Methods of detecting malnutrition present another issue. Many field workers lack the skills to properly conduct a physical assessment to detect malnutrition. Standardized assessments by humanitarian aid organizations and governments can be lengthy and costly and the measuring methods can vary depending on what tools are available, leading to inconsistent data. The health workers typically document these measurements in writing and eventually transfer the data to an Excel spreadsheet. This takes a lot of time and the captured data can contain input errors. On top of that, workers may not be able to recognize if the child is malnourished by sight alone. This is where digital tools come into play.

Child Growth Monitor

Child Growth Monitor is an artificial intelligence-based mobile app that the German nonprofit Welthungerhilfe created that improves the process of identifying child malnourishment. The app takes 3D measurements of a child’s body using an infrared sensor available on certain smartphones and quickly uploads the data onto Microsoft Azure, a cloud computing service. Then, nutritionists and IT specialists can examine the scans using Microsft AI solutions to assess a child’s dietary health and determine if the child is malnourished. Welthungerhilfe released a beta version of this app in 2020 due to the impacts of the COVID-19 pandemic on food security.

Welthungerhilfe and partners are piloting the app in three states in India — Madhya Pradesh, Maharashtra and Rajasthan. The NGO Action Against Hunger is providing support to 150 field workers to use the app to scan and evaluate children.

Child Growth Monitor collects data much faster than traditional measuring methods and has a lower margin of error. Users do not need to be anthropometric (experts in the study of measurements and proportions of the human body) to get accurate data and recognize if a child is undernourished. In addition, the app measures children the same way every time, allowing for consistent data.

HealthPhone

In 2015, HealthPhone, in partnership with the Indian Academy of Pediatrics (IAP), the Government of India and UNICEF, launched a large three-year digital mass education program called IAP HealthPhone to educate more than 10 million females between the ages of 13 and 35 on how to improve health and nutrition among themselves and their families.

The program promoted and distributed four free videos in 18 languages on mobile phones. These videos covered simple ways to improve nutrition through diet, the significance of breastfeeding and adequate nutrition, specific guidelines for pregnant women and children younger than 24 months old and the “status of women.”

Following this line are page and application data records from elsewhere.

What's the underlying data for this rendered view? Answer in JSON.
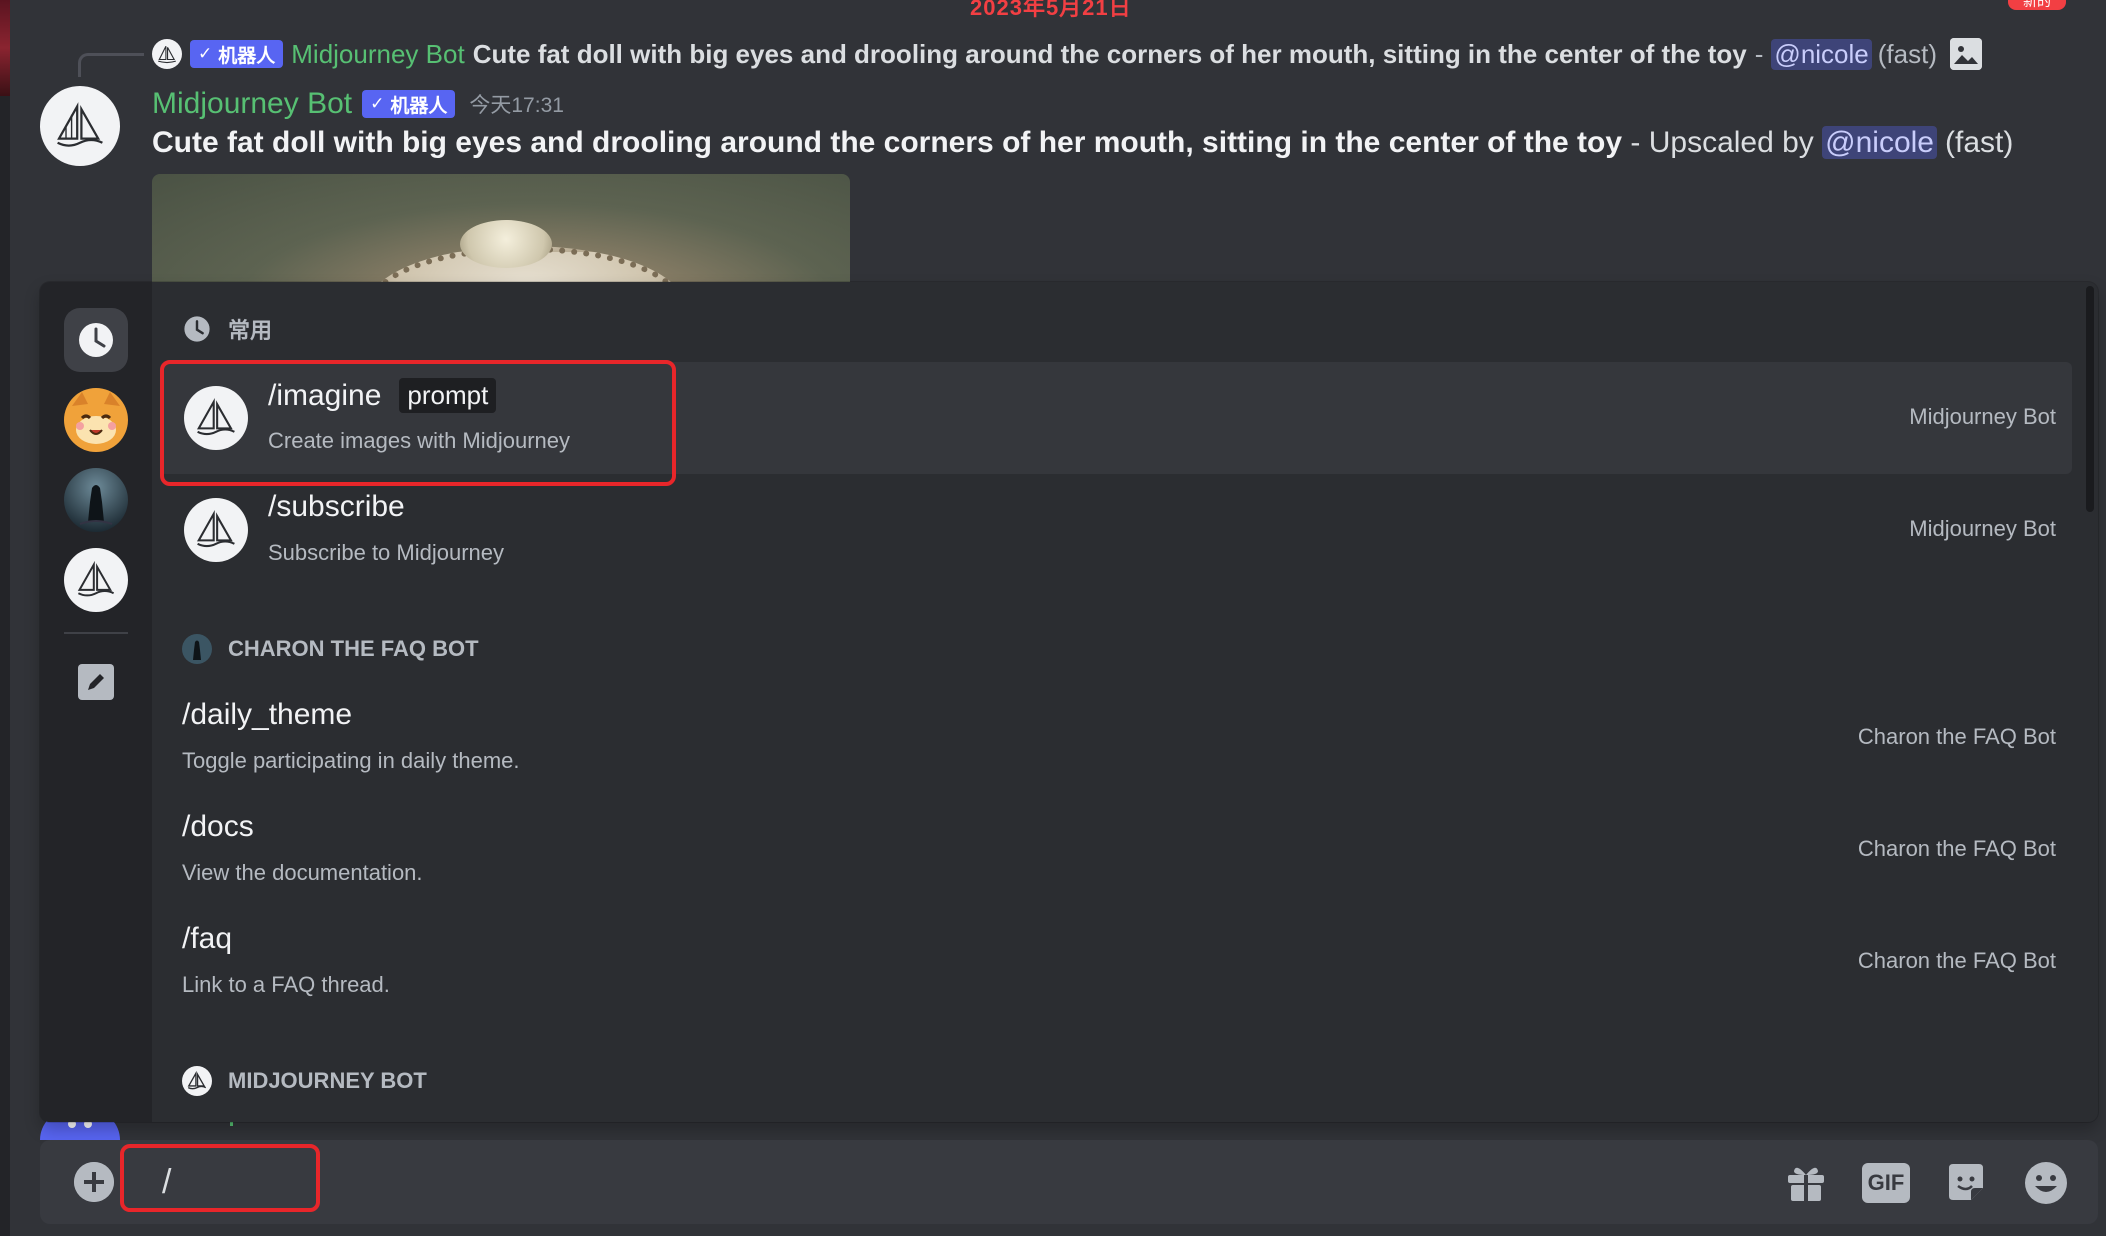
{
  "header": {
    "date_divider": "2023年5月21日",
    "new_badge": "新的"
  },
  "reply": {
    "bot_badge": "机器人",
    "author": "Midjourney Bot",
    "text": "Cute fat doll with big eyes and drooling around the corners of her mouth, sitting in the center of the toy",
    "dash": "-",
    "mention": "@nicole",
    "tail": "(fast)",
    "image_icon": "image-icon"
  },
  "message": {
    "author": "Midjourney Bot",
    "bot_badge": "机器人",
    "time": "今天17:31",
    "prompt": "Cute fat doll with big eyes and drooling around the corners of her mouth, sitting in the center of the toy",
    "suffix": " - Upscaled by ",
    "mention": "@nicole",
    "speed": "(fast)"
  },
  "popup": {
    "rail": [
      {
        "name": "recent",
        "icon": "clock-icon",
        "active": true
      },
      {
        "name": "server-emoji",
        "icon": "cat-face-icon",
        "active": false
      },
      {
        "name": "charon",
        "icon": "charon-avatar",
        "active": false
      },
      {
        "name": "midjourney",
        "icon": "sailboat-icon",
        "active": false
      },
      {
        "name": "edit",
        "icon": "pencil-icon",
        "active": false
      }
    ],
    "sections": {
      "frequent": "常用",
      "charon": "CHARON THE FAQ BOT",
      "midjourney": "MIDJOURNEY BOT"
    },
    "commands": [
      {
        "name": "/imagine",
        "option": "prompt",
        "description": "Create images with Midjourney",
        "source": "Midjourney Bot"
      },
      {
        "name": "/subscribe",
        "option": "",
        "description": "Subscribe to Midjourney",
        "source": "Midjourney Bot"
      },
      {
        "name": "/daily_theme",
        "option": "",
        "description": "Toggle participating in daily theme.",
        "source": "Charon the FAQ Bot"
      },
      {
        "name": "/docs",
        "option": "",
        "description": "View the documentation.",
        "source": "Charon the FAQ Bot"
      },
      {
        "name": "/faq",
        "option": "",
        "description": "Link to a FAQ thread.",
        "source": "Charon the FAQ Bot"
      }
    ]
  },
  "composer": {
    "value": "/",
    "icons": [
      "gift-icon",
      "gif-icon",
      "sticker-icon",
      "emoji-icon"
    ],
    "gif_label": "GIF"
  },
  "colors": {
    "background": "#313338",
    "popup": "#2b2d31",
    "accent": "#5865f2",
    "bot_name": "#57c073",
    "highlight": "#e8262a"
  }
}
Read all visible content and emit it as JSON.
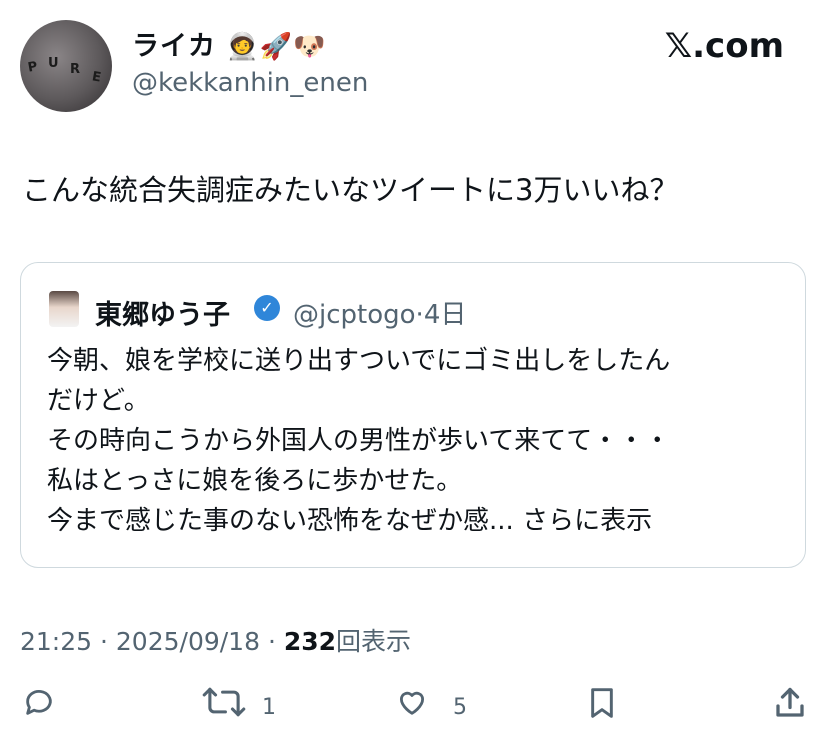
{
  "author": {
    "display_name": "ライカ",
    "name_emojis": "🧑‍🚀🚀🐶",
    "handle": "@kekkanhin_enen",
    "avatar_text": [
      "P",
      "U",
      "R",
      "E"
    ]
  },
  "site": "𝕏.com",
  "tweet_text": "こんな統合失調症みたいなツイートに3万いいね？",
  "quote": {
    "name": "東郷ゆう子",
    "handle": "@jcptogo",
    "separator": "·",
    "time": "4日",
    "lines": [
      "今朝、娘を学校に送り出すついでにゴミ出しをしたん",
      "だけど。",
      "その時向こうから外国人の男性が歩いて来てて・・・",
      "私はとっさに娘を後ろに歩かせた。",
      "今まで感じた事のない恐怖をなぜか感..."
    ],
    "show_more": "さらに表示"
  },
  "meta": {
    "time": "21:25",
    "date": "2025/09/18",
    "separator": "·",
    "views": "232",
    "views_label": "回表示"
  },
  "actions": {
    "retweet_count": "1",
    "like_count": "5"
  },
  "icons": [
    "reply-icon",
    "retweet-icon",
    "like-icon",
    "bookmark-icon",
    "share-icon",
    "verified-icon"
  ],
  "colors": {
    "text": "#0f1419",
    "secondary": "#536471",
    "border": "#cfd9de",
    "verified": "#2f86d9"
  }
}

IAP also partnered with the telecommunications company Vodafone to send 300 million text messages annually to Vodafone’s 184 million subscribers to spread the videos to as many people as possible.

The IAP HealthPhone program hopes to benefit 60 million children born in India by 2025.

Nutrify India Now

Nutrify India Now is a diet-tracking food app that India’s National Institute of Nutrition launched in 2018. People can use the app to determine the calories and nutrients contained in “common Indian food.” Available in 17 different languages, the app helps to guide the user’s nutrition decisions in order to tackle malnourishment in India.

The app information is derived from “India-specific databases” and uses guidelines that the Indian Council of Medical Research (ICMR), India’s apex medical research body, recommended. As of November 27, 2022, the app has had more than 50,000 downloads on Google Play.

A Nutritious Future

Malnourishment in India, especially among mothers and their children, is a significant issue in the country. But, with easy-to-use digital tools, more people will be able to understand the importance of a nutritious diet and take action to improve their nutrition.

– James Harrington
Photo: Wikipedia Commons